» **What to produce**
Your copy should match the records exactly, except that it contains no pictures.

==========

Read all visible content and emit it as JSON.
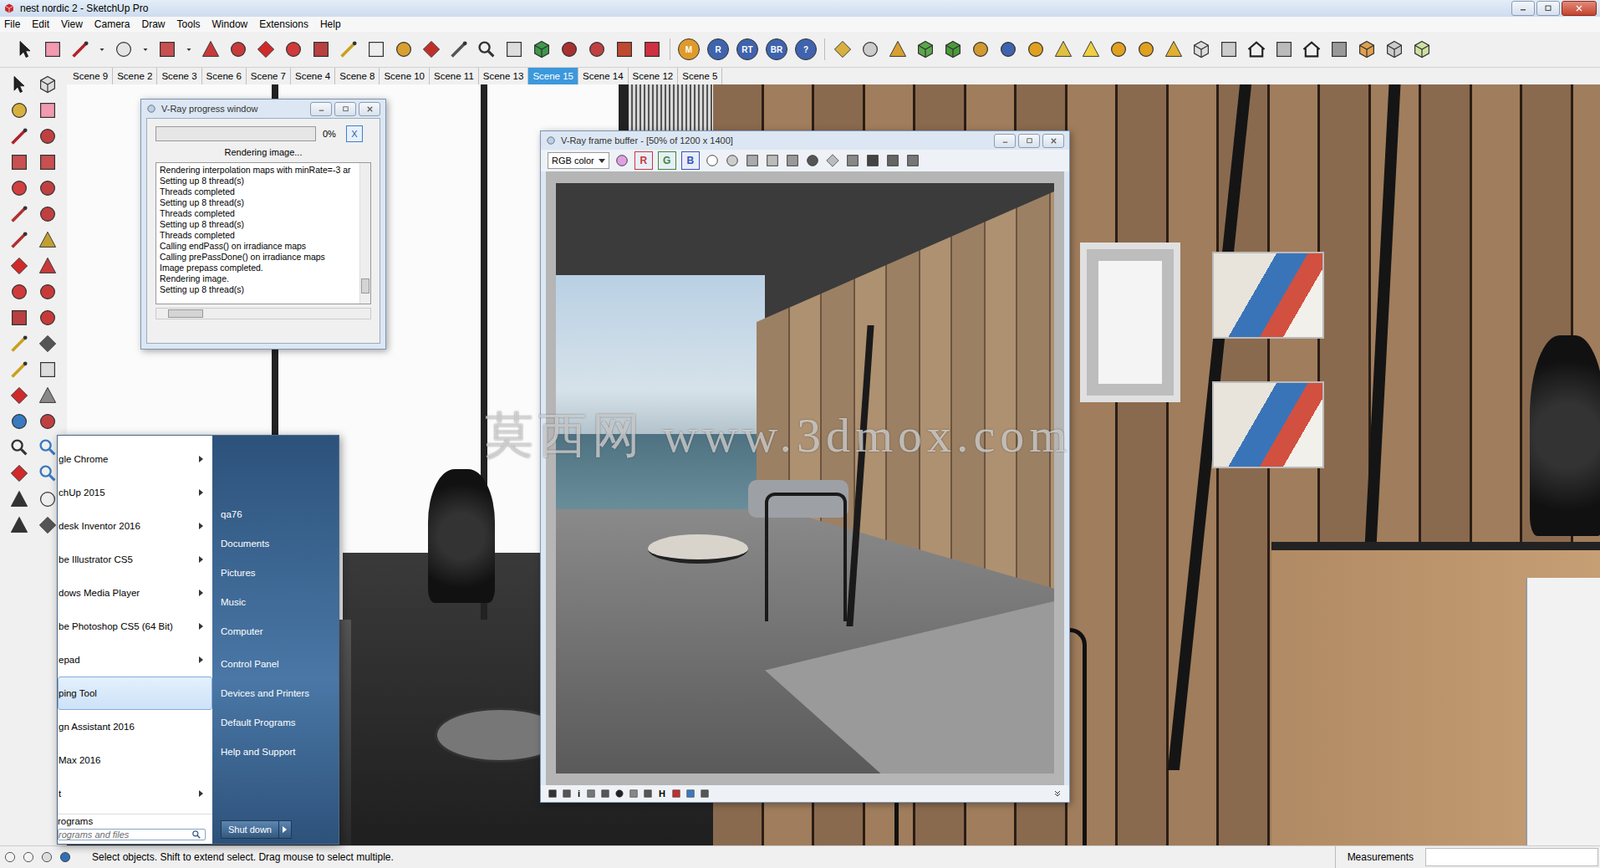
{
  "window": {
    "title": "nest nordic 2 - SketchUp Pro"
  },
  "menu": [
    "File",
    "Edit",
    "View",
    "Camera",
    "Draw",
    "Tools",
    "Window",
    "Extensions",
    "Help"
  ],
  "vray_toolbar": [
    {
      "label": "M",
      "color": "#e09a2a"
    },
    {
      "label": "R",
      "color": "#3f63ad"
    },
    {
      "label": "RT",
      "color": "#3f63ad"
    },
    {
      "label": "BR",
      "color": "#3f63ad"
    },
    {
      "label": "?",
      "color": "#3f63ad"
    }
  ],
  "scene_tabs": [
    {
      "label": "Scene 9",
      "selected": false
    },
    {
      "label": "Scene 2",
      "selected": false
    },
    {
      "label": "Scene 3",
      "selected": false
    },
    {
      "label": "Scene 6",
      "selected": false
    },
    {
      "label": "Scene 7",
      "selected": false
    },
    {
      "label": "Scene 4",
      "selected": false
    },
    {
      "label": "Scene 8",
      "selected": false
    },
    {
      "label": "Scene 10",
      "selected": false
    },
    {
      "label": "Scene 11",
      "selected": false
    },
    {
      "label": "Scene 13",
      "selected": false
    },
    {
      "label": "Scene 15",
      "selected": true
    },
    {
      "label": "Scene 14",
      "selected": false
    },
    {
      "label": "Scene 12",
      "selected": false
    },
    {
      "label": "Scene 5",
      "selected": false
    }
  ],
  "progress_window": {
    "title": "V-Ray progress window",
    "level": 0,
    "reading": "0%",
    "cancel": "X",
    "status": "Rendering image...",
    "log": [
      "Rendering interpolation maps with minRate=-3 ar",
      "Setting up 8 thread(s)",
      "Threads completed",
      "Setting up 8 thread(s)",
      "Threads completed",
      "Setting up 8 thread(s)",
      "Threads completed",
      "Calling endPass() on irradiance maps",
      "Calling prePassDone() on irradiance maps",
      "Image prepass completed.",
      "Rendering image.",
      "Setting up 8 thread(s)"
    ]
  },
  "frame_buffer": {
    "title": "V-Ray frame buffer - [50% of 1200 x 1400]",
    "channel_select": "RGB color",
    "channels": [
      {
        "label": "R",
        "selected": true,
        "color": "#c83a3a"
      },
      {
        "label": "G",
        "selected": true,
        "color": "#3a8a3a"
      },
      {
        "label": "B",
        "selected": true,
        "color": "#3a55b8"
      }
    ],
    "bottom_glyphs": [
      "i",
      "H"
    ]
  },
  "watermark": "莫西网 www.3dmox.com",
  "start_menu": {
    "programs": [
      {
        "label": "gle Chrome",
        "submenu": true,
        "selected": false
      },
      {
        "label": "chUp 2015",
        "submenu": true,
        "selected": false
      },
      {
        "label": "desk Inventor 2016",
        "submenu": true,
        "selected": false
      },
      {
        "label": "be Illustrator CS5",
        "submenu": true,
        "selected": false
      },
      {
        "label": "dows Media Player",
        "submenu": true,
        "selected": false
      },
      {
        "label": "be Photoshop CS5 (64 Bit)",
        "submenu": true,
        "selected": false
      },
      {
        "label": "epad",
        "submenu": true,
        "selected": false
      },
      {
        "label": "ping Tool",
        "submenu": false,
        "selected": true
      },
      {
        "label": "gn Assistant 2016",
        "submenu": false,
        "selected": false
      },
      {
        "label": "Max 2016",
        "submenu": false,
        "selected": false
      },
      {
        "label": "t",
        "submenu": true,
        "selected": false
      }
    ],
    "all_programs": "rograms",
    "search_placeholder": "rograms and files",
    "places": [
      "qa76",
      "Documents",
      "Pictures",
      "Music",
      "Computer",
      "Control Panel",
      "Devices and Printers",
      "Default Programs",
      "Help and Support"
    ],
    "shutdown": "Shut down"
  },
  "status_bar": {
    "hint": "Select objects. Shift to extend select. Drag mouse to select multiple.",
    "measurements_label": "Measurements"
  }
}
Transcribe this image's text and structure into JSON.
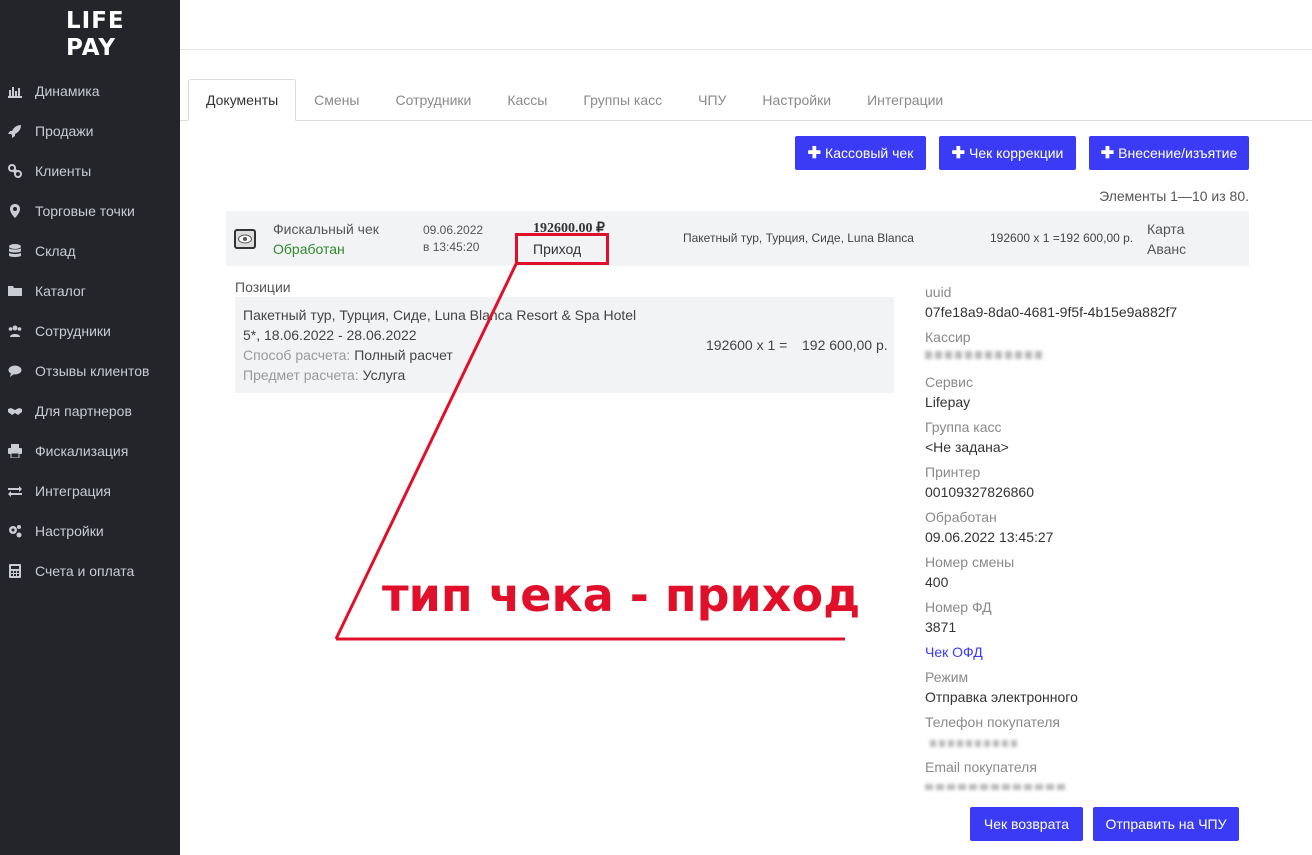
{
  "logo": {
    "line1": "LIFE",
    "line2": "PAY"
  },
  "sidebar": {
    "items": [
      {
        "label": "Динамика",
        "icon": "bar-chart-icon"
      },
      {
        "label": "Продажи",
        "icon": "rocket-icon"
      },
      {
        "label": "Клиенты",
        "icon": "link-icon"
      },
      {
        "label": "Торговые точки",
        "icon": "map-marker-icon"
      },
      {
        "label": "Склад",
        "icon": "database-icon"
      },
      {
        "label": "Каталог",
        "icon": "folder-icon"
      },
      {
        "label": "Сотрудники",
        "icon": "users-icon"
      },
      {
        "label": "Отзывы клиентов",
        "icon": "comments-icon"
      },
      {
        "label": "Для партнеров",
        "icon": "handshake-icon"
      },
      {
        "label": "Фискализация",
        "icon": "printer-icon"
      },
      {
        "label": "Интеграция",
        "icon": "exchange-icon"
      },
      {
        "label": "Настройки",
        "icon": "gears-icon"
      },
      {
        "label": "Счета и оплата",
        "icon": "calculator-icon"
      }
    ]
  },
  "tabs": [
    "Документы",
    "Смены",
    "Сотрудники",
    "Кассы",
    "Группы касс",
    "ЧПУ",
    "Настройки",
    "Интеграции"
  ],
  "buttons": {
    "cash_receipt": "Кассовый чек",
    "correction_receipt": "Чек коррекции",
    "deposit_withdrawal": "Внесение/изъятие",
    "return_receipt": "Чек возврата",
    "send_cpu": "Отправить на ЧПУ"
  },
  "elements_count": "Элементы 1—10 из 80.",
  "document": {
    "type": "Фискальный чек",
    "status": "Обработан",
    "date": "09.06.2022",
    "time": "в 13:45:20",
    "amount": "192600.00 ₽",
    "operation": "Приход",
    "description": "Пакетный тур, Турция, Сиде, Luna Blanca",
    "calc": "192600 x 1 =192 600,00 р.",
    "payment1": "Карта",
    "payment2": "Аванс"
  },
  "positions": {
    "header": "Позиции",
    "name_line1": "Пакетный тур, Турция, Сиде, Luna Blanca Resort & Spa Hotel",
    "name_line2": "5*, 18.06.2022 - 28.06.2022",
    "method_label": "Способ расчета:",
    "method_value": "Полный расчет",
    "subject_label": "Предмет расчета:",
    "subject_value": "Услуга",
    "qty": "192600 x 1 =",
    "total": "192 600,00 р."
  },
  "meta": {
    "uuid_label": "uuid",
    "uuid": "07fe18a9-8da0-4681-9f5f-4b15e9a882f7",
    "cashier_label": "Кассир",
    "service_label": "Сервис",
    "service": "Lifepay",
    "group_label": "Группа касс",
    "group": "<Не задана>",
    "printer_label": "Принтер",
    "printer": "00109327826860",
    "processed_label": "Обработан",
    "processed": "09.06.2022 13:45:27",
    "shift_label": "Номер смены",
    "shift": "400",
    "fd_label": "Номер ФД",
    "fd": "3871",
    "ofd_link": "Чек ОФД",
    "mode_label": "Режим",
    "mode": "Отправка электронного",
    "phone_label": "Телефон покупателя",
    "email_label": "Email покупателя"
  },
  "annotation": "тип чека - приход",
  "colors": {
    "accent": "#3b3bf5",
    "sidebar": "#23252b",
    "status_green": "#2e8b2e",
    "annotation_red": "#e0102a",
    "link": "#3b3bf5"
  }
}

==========

» **Task solution**
Read all visible content and emit it as JSON.
{
  "window": {
    "title": "nest nordic 2 - SketchUp Pro"
  },
  "menu": [
    "File",
    "Edit",
    "View",
    "Camera",
    "Draw",
    "Tools",
    "Window",
    "Extensions",
    "Help"
  ],
  "vray_toolbar": [
    {
      "label": "M",
      "color": "#e09a2a"
    },
    {
      "label": "R",
      "color": "#3f63ad"
    },
    {
      "label": "RT",
      "color": "#3f63ad"
    },
    {
      "label": "BR",
      "color": "#3f63ad"
    },
    {
      "label": "?",
      "color": "#3f63ad"
    }
  ],
  "scene_tabs": [
    {
      "label": "Scene 9",
      "selected": false
    },
    {
      "label": "Scene 2",
      "selected": false
    },
    {
      "label": "Scene 3",
      "selected": false
    },
    {
      "label": "Scene 6",
      "selected": false
    },
    {
      "label": "Scene 7",
      "selected": false
    },
    {
      "label": "Scene 4",
      "selected": false
    },
    {
      "label": "Scene 8",
      "selected": false
    },
    {
      "label": "Scene 10",
      "selected": false
    },
    {
      "label": "Scene 11",
      "selected": false
    },
    {
      "label": "Scene 13",
      "selected": false
    },
    {
      "label": "Scene 15",
      "selected": true
    },
    {
      "label": "Scene 14",
      "selected": false
    },
    {
      "label": "Scene 12",
      "selected": false
    },
    {
      "label": "Scene 5",
      "selected": false
    }
  ],
  "progress_window": {
    "title": "V-Ray progress window",
    "level": 0,
    "reading": "0%",
    "cancel": "X",
    "status": "Rendering image...",
    "log": [
      "Rendering interpolation maps with minRate=-3 ar",
      "Setting up 8 thread(s)",
      "Threads completed",
      "Setting up 8 thread(s)",
      "Threads completed",
      "Setting up 8 thread(s)",
      "Threads completed",
      "Calling endPass() on irradiance maps",
      "Calling prePassDone() on irradiance maps",
      "Image prepass completed.",
      "Rendering image.",
      "Setting up 8 thread(s)"
    ]
  },
  "frame_buffer": {
    "title": "V-Ray frame buffer - [50% of 1200 x 1400]",
    "channel_select": "RGB color",
    "channels": [
      {
        "label": "R",
        "selected": true,
        "color": "#c83a3a"
      },
      {
        "label": "G",
        "selected": true,
        "color": "#3a8a3a"
      },
      {
        "label": "B",
        "selected": true,
        "color": "#3a55b8"
      }
    ],
    "bottom_glyphs": [
      "i",
      "H"
    ]
  },
  "watermark": "莫西网 www.3dmox.com",
  "start_menu": {
    "programs": [
      {
        "label": "gle Chrome",
        "submenu": true,
        "selected": false
      },
      {
        "label": "chUp 2015",
        "submenu": true,
        "selected": false
      },
      {
        "label": "desk Inventor 2016",
        "submenu": true,
        "selected": false
      },
      {
        "label": "be Illustrator CS5",
        "submenu": true,
        "selected": false
      },
      {
        "label": "dows Media Player",
        "submenu": true,
        "selected": false
      },
      {
        "label": "be Photoshop CS5 (64 Bit)",
        "submenu": true,
        "selected": false
      },
      {
        "label": "epad",
        "submenu": true,
        "selected": false
      },
      {
        "label": "ping Tool",
        "submenu": false,
        "selected": true
      },
      {
        "label": "gn Assistant 2016",
        "submenu": false,
        "selected": false
      },
      {
        "label": "Max 2016",
        "submenu": false,
        "selected": false
      },
      {
        "label": "t",
        "submenu": true,
        "selected": false
      }
    ],
    "all_programs": "rograms",
    "search_placeholder": "rograms and files",
    "places": [
      "qa76",
      "Documents",
      "Pictures",
      "Music",
      "Computer",
      "Control Panel",
      "Devices and Printers",
      "Default Programs",
      "Help and Support"
    ],
    "shutdown": "Shut down"
  },
  "status_bar": {
    "hint": "Select objects. Shift to extend select. Drag mouse to select multiple.",
    "measurements_label": "Measurements"
  }
}
Transcribe this image's text and structure into JSON.
{
  "logo": {
    "line1": "LIFE",
    "line2": "PAY"
  },
  "sidebar": {
    "items": [
      {
        "label": "Динамика",
        "icon": "bar-chart-icon"
      },
      {
        "label": "Продажи",
        "icon": "rocket-icon"
      },
      {
        "label": "Клиенты",
        "icon": "link-icon"
      },
      {
        "label": "Торговые точки",
        "icon": "map-marker-icon"
      },
      {
        "label": "Склад",
        "icon": "database-icon"
      },
      {
        "label": "Каталог",
        "icon": "folder-icon"
      },
      {
        "label": "Сотрудники",
        "icon": "users-icon"
      },
      {
        "label": "Отзывы клиентов",
        "icon": "comments-icon"
      },
      {
        "label": "Для партнеров",
        "icon": "handshake-icon"
      },
      {
        "label": "Фискализация",
        "icon": "printer-icon"
      },
      {
        "label": "Интеграция",
        "icon": "exchange-icon"
      },
      {
        "label": "Настройки",
        "icon": "gears-icon"
      },
      {
        "label": "Счета и оплата",
        "icon": "calculator-icon"
      }
    ]
  },
  "tabs": [
    "Документы",
    "Смены",
    "Сотрудники",
    "Кассы",
    "Группы касс",
    "ЧПУ",
    "Настройки",
    "Интеграции"
  ],
  "buttons": {
    "cash_receipt": "Кассовый чек",
    "correction_receipt": "Чек коррекции",
    "deposit_withdrawal": "Внесение/изъятие",
    "return_receipt": "Чек возврата",
    "send_cpu": "Отправить на ЧПУ"
  },
  "elements_count": "Элементы 1—10 из 80.",
  "document": {
    "type": "Фискальный чек",
    "status": "Обработан",
    "date": "09.06.2022",
    "time": "в 13:45:20",
    "amount": "192600.00 ₽",
    "operation": "Приход",
    "description": "Пакетный тур, Турция, Сиде, Luna Blanca",
    "calc": "192600 x 1 =192 600,00 р.",
    "payment1": "Карта",
    "payment2": "Аванс"
  },
  "positions": {
    "header": "Позиции",
    "name_line1": "Пакетный тур, Турция, Сиде, Luna Blanca Resort & Spa Hotel",
    "name_line2": "5*, 18.06.2022 - 28.06.2022",
    "method_label": "Способ расчета:",
    "method_value": "Полный расчет",
    "subject_label": "Предмет расчета:",
    "subject_value": "Услуга",
    "qty": "192600 x 1 =",
    "total": "192 600,00 р."
  },
  "meta": {
    "uuid_label": "uuid",
    "uuid": "07fe18a9-8da0-4681-9f5f-4b15e9a882f7",
    "cashier_label": "Кассир",
    "service_label": "Сервис",
    "service": "Lifepay",
    "group_label": "Группа касс",
    "group": "<Не задана>",
    "printer_label": "Принтер",
    "printer": "00109327826860",
    "processed_label": "Обработан",
    "processed": "09.06.2022 13:45:27",
    "shift_label": "Номер смены",
    "shift": "400",
    "fd_label": "Номер ФД",
    "fd": "3871",
    "ofd_link": "Чек ОФД",
    "mode_label": "Режим",
    "mode": "Отправка электронного",
    "phone_label": "Телефон покупателя",
    "email_label": "Email покупателя"
  },
  "annotation": "тип чека - приход",
  "colors": {
    "accent": "#3b3bf5",
    "sidebar": "#23252b",
    "status_green": "#2e8b2e",
    "annotation_red": "#e0102a",
    "link": "#3b3bf5"
  }
}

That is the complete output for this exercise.